Published:
17:14 August 24, 2022



A rural car dealership has been granted a temporary reprieve as councilors block law enforcement from removing it from the site.

Matthew Pitt wanted to sell vehicles from a new business based at his home near the River Yare in Langley, near Loddon.

While South Norfolk Council (SNC) advisers were unwilling to kick him out of business, they agreed with officers who said the plans were in an inappropriate location and did not comply with employment policies in the countryside.

The car dealership has already started operating from the site.

Matthew Pitt, the claimant, told the SNC Development Committee on Wednesday that there were a number of businesses in the area and did not think there would be a problem.

He said: “The plan for the business to be home was only temporary, but unfortunately with the current economic climate, which I couldn’t predict, I’ve been there longer than planned.”

Mr Pitt said that since becoming aware of the planning requirements he had tried to address officers’ concerns, including introducing restricted opening hours and reducing the number of vehicles on site.

He added that it was a small family business, which he operates with his wife and father, and warned that he would not currently be able to support the business offsite.

Vic Thomson, the chairman of the development committee, asked SNC executives if there was a way to give the company a temporary reprieve.


Vic Thomson, Conservative Councilor and Chairman of the South Norfolk Planning Committee. Photo: Norfolk Conservatives.
– Credit: Norfolk Conservators

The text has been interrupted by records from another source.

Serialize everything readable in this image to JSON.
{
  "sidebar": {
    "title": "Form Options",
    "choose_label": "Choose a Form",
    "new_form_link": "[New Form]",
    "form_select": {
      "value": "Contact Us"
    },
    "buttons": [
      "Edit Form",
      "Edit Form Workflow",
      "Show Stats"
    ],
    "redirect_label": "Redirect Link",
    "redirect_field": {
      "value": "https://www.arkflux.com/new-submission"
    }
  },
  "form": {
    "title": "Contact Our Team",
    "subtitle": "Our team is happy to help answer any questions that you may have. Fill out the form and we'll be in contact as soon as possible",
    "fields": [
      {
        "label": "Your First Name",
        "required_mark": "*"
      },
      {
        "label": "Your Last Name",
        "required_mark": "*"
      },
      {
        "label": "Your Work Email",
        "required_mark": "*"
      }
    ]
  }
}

Planning officer Tracey Lincoln said to comply with council policy they would not be able to give short-term approval but could include a delay in application for a specified period. This would give Mr. Pitt time to find a new site.

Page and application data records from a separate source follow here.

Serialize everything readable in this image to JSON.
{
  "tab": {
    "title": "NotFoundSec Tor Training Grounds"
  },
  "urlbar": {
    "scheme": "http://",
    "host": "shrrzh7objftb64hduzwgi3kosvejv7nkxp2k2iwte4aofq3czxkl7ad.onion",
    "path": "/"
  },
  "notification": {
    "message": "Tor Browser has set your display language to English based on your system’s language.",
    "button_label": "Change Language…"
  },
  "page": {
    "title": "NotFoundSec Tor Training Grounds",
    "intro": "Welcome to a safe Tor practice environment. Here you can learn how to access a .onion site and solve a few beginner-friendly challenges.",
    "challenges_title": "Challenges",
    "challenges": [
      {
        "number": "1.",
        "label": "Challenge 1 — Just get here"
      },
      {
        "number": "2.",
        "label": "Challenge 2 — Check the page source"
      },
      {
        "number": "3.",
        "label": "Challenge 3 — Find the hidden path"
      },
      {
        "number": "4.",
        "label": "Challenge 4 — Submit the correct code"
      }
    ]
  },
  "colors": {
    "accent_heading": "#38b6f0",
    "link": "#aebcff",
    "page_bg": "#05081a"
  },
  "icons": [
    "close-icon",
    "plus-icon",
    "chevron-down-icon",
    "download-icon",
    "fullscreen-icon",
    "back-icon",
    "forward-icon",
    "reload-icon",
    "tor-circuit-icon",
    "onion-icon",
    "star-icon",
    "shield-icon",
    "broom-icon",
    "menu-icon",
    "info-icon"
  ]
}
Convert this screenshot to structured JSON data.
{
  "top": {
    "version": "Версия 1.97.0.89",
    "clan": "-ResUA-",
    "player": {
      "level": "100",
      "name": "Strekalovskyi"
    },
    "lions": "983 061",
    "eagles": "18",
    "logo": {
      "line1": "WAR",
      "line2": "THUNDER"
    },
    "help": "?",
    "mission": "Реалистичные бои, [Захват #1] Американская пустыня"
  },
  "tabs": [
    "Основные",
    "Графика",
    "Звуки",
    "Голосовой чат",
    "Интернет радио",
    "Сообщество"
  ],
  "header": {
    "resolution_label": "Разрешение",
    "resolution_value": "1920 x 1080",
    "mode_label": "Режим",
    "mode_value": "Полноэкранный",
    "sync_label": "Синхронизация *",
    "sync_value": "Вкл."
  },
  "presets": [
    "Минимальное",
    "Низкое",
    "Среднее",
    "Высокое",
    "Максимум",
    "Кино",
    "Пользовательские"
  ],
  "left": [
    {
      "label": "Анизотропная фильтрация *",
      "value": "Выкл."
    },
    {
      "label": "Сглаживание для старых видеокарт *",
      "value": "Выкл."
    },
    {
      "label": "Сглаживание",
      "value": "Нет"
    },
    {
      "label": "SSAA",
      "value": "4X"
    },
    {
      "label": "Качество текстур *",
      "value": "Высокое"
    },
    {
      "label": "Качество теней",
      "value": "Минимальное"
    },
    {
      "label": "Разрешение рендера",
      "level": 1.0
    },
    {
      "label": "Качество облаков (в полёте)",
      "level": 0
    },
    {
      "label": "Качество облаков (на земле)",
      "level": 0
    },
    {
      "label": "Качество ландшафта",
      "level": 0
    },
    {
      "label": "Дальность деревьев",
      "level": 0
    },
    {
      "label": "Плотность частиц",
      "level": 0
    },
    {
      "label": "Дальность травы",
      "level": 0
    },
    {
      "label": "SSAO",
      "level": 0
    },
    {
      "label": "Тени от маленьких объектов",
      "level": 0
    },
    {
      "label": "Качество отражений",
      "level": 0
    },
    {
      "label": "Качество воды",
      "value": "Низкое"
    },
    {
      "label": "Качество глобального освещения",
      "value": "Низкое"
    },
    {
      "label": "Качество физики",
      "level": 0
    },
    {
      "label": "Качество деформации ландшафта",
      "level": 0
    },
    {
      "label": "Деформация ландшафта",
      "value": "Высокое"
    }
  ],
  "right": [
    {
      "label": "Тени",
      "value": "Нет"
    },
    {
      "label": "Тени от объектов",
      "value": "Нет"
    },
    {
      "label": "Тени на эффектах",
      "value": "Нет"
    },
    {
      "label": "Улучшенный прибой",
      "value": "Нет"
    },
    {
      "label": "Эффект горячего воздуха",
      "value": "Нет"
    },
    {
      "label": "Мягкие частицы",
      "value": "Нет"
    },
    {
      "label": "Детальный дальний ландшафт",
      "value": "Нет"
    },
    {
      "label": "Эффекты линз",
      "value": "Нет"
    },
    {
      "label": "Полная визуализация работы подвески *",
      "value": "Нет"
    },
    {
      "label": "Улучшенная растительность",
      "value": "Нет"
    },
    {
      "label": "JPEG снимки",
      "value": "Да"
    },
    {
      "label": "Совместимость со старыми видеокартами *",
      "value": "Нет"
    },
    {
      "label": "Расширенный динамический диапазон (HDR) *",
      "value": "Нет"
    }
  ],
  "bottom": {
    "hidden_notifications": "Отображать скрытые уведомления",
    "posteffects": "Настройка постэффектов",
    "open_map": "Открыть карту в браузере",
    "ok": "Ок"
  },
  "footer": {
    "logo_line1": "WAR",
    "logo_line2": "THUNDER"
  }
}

Advisers said they wanted to help businesses settle on an 18-month deadline for the application while unanimously rejecting the request.

The concession is not open to occasional passers-by, with visits by appointment only. This is to reduce the number of people visiting the site.

Mr. Pitt told the committee that most of his sales came from online views.

The applicant estimates between 10 and 14 vehicle sales per month.